Ahem that'd be the end of Flow Field Switch Bitch on a quasi-commute then.
Ultimately, Strava I suppose, like a lot of things, is moulded by the user. It's what you want it to be. A training tool. A social thing. A personal challenge. A spur to getting out there. Or maybe just a source of gentle curiosity.

So there you go. Not under my own name though. Either of them.

Sunday, 26 October 2014

Improving Life For Local People

I was amused to see that Derbyshire County Council's latest corporate vehicle slogan reads 'Improving life for local people'.

As a 'local person' that gives me a nice warm feeling inside, except that DCC's idea of improving my life appears to include flattening some of my favourite local trails and covering them with gravel. At my expense as a tax payer, obviously. Are county councils brilliant.

Wednesday, 6 November 2013

Not Good...

I walked out of a biking film at the weekend after about, oh, seven minutes or so. It was called Not Bad, ironically maybe it was not so much not bad as bloody awful. It kind of encapsulated all that's depressing about mountain biking culture - the back story, a bunch of riders sponsored by Trek are shipped out to a beautiful, remote area of New Zealand where they behave like a bunch of overgrown teenagers.

This is a film where food fights are the height of entertainment. Where drinking beer is considered hilarious. Where words of more than one syllable are edited out so as not to alienate the audience. It is a culture utterly devoid of any sort of intelligence.

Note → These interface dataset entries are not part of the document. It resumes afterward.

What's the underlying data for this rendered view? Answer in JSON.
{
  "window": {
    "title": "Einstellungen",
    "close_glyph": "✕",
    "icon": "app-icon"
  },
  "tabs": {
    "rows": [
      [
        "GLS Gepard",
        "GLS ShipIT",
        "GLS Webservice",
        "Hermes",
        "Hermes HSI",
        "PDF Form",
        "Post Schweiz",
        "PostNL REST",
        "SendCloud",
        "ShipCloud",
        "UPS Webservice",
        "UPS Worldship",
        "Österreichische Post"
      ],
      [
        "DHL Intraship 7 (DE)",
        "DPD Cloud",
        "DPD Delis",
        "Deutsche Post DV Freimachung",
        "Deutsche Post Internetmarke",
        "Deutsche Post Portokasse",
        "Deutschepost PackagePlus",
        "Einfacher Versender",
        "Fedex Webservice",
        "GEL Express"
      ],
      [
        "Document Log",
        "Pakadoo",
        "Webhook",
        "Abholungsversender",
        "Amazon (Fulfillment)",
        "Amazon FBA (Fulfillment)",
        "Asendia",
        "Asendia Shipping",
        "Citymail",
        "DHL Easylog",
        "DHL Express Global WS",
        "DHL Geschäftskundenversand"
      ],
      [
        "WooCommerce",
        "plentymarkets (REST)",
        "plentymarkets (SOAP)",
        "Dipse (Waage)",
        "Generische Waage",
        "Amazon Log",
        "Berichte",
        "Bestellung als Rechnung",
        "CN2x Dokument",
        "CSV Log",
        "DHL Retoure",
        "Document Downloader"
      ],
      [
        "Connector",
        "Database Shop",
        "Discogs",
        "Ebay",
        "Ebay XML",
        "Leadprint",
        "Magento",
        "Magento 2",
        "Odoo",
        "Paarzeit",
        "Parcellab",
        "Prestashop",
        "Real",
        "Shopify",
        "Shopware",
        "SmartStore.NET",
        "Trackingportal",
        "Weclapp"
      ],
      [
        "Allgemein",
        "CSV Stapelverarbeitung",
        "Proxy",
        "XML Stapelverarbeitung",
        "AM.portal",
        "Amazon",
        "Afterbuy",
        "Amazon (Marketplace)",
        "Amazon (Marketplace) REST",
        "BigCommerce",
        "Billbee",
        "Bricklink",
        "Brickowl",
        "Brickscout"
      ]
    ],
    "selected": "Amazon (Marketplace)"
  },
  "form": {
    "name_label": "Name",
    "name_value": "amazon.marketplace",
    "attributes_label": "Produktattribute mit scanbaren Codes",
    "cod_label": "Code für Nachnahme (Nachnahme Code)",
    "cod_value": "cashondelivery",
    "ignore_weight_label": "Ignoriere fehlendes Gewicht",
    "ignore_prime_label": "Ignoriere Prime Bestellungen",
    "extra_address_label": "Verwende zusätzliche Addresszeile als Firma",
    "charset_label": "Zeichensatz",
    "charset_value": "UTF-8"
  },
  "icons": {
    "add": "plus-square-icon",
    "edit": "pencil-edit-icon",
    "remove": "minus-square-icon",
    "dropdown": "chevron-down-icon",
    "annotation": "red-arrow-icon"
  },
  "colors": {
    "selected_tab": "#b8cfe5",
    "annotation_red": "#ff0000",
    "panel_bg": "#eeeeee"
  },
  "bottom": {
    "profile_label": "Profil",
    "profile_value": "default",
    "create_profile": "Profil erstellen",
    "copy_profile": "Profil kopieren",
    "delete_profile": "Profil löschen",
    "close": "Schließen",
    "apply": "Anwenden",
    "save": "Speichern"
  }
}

How's that happened? Is it because mountain biking grew up in a post-literature era of instant internet gratification and YouTube bike porn? Is it because mountain bikers are simply stupid? Is it because of the film-makers editing out any vestige of thoughtful reflection?

Don't get me wrong, I'm not asking for some sort of philosophical analysis of why we ride and what it all means, I'd just like to be able to watch a mountain biking film without feeling that my intelligence is being insulted. And trust me, I'm not that bright.

Oh, and one more thing, the music was bloody awful too.

Monday, 21 October 2013

Globetrotter returns...

Meet the Ragskey... as far as I know, he's one of a kind. The world's only fat curved downtube, fat headtubed, 27.2mm seat-posted Ragley Ti. Looks ace, rides even better and looks good with a Sock Monkey.

Huge thanks to Mark Lynskey and the boys over in Chattanooga, Tennessee for finally sorting out a very confusing warranty situation and taking the time and effort to make things right when arguably they didn't have to. And thanks to, to Hotlines for their part in the process. 

Not sure how I ever ended up dealing directly with Lynskey's head honcho when technically I should have been talking solely to the shop who sold me the frame in the first place, but top marks to Mark for responding so quickly and positively when I e-mailed him, explaining why the initial warranty job was as it was - smaller curved downtube, 27.2 seat tube - and for agreeing to sort things out.

It's taken a while, but it's been worth it. It looks like a Ragley Ti with a curved downtube ought to look and it rides beautifully with a sort of controlled, 'faster, faster' urgency everywhere. Stunning.

Friday, 4 October 2013

I miss my bike...

I am conflicted. I miss my Ragley Ti in a way which is not reasonable. It cracked around six months ago, went back to Lynskey to be repaired, came back looking wrong and is now back in Chattanooga, Tennessee being fixed.

And while I know that riding bikes is about riding and not owning. The process not the means. I miss the thing. Ultimately, I guess, because it's so good that it's transparent, it doesn't come between you and the riding. Which meant it was a default choice - as in, going mountain biking? Which bike? The Ragley.

Which means that now, although I'm lucky enough to have a choice of several bikes, the internal dialogue runs: going mountain biking? Which bike? The Ragley... oh :-/

Clearly it's wrong to miss an inanimate object quite so much, but here's the thing. At a point where a lot of stuff was grey and messy and painful, that bike was a sort of gleaming, uncomplicated, beacon of near perfect rightness.

Never mind.